Sweet itch usually causes severe itching for your horse. If you discover chafing or thickening of the skin and notice that your horse itches frequently in these areas, you should act quickly.
DSweet itch starts with one or more fairly harmless insect bites. This is followed by a painless rash that can quickly worsen. Therefore, check your horse for small pustules from April onwards in order to be able to counteract sweet itch in time.
The following symptoms indicate eczema:
Midges, black flies and horseflies are the main triggers for sweet itch.
Their saliva, which is injected into the horse's skin by fertilised female midges, can trigger an allergic reaction in a sensitive horse. As a result, the affected areas of skin begin to itch and the horse often rubs the areas raw.
The reason for an allergy is usually due to the sensitivity of the horse. Your horse is likely to be particularly sensitive to an allergy if it has a compromised immune system. Additional factors include the horse's housing conditions, general health, feeding and stress levels.
Other causes can be the following:
With continued care and proper precautions, you can prevent sweet itch in your horse and get a good handle on any eczema that has already occurred.
First of all, keep an eye on the causes listed above and eliminate possible triggers.
To prevent your horse from being bitten by midges in the first place, you should prevent contact with midges and insects in general.
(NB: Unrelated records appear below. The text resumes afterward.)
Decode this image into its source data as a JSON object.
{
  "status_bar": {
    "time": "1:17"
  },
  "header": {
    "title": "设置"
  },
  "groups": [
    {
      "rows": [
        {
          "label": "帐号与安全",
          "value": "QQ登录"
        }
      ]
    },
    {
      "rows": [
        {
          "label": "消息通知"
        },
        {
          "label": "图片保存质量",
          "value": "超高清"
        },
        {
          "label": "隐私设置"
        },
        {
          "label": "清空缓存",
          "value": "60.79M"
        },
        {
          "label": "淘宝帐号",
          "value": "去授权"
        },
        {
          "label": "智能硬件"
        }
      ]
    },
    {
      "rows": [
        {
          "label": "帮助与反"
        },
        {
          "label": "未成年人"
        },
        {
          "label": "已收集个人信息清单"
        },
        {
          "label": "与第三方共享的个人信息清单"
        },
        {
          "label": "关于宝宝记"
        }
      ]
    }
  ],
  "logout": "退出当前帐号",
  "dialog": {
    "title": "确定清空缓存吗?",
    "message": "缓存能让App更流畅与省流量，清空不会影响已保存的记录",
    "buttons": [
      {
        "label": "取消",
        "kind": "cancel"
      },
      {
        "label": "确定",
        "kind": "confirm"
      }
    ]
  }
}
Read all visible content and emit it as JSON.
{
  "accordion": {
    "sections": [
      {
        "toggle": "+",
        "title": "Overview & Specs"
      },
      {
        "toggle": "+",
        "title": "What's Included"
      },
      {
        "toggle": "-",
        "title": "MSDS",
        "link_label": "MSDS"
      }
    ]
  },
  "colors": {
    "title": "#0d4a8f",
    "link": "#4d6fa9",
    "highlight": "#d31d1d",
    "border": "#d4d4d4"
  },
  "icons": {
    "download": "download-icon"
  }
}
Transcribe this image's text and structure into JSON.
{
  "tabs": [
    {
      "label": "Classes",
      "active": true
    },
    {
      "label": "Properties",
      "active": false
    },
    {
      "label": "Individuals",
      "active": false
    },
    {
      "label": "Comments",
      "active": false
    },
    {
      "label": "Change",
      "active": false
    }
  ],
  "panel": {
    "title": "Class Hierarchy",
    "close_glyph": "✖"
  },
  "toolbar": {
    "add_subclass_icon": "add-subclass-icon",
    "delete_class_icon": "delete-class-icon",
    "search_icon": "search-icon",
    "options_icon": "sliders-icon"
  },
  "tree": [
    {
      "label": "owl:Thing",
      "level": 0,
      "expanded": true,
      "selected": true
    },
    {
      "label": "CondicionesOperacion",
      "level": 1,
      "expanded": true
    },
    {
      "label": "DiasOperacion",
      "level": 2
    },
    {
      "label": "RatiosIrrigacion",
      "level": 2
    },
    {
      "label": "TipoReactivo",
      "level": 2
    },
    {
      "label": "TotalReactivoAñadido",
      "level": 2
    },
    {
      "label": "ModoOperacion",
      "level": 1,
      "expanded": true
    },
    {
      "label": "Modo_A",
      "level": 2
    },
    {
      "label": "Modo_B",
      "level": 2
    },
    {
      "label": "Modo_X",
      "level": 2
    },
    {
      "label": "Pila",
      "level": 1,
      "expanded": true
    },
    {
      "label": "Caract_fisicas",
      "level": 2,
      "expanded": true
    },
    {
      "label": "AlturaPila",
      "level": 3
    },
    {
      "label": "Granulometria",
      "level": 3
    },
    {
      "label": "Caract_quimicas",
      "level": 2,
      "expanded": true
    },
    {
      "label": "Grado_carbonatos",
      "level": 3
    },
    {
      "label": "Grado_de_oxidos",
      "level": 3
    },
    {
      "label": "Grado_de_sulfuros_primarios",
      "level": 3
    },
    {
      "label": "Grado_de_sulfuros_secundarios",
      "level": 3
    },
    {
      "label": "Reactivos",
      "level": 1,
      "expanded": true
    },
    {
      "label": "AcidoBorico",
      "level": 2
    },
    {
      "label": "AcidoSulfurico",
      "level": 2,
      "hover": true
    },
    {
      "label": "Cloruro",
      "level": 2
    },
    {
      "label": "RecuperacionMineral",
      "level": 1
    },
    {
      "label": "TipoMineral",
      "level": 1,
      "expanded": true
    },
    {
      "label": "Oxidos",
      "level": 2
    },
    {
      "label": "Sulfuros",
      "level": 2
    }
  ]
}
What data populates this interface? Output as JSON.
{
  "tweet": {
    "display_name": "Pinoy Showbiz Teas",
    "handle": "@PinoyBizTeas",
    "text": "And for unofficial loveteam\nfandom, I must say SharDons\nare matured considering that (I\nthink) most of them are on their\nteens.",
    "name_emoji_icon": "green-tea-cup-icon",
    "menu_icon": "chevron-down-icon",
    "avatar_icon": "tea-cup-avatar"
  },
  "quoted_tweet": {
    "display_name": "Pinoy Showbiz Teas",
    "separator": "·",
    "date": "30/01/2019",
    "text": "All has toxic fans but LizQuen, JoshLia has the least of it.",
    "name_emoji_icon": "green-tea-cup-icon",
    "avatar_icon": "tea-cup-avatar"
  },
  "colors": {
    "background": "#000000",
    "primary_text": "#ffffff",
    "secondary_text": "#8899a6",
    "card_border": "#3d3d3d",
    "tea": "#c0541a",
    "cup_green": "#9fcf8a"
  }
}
You can do this by regularly spraying your horse with fly spray and covering it with a good fly or sweet itch rug.
In addition, avoid riding when midges are most active. Midges are most active early in the morning and at dusk, especially near bodies of water, forest edges and dung heaps. Your horse's daily place of residence (pasture/open stable/paddock) should therefore preferably be as far away from such places as possible.
In order for your horse to enjoy the summer again, you can treat sweet itch with some personalised treatment options and get it under control.
In order to be able to successfully counteract sweet itch, you should prioritise the following two overriding goals:
The best way to avoid contact with insects is to first check the location and see if it is a popular insect hotspot (water/ forest edge/ dung heap). If this is the case, you should relocate.
You can also spray your horse with a fly spray and treat it with deltamethrin or permethrin every 10-14 days.
A sweet itch rug is made of light fabric and, compared to the classic fly rug, covers the most frequently affected areas (tail/mane), ensuring that midges no longer have an opportunity to bite your horse. If your horse already suffers from sweet itch, the rug supports the healing of the affected areas and also relieves the associated itching.
Sweet itch rugs are also available for riding out, which you should definitely avoid at peak times even with the rug.
The best way to alleviate clinical symptoms that have already appeared is to make sure your horse is protected from new bites and provide regular preventive care. You should care for the irritated skin areas and treat possible scales and encrustations with suitable skin care products. Wounds can also be cleaned with physiological saline solutions.
Cortisone therapy is another option for treating sweet itch. Lifelong hyposensitisation therapies can also help to achieve success. In this case, your horse is given an ever-increasing amount of the allergen in order to get its body used to it.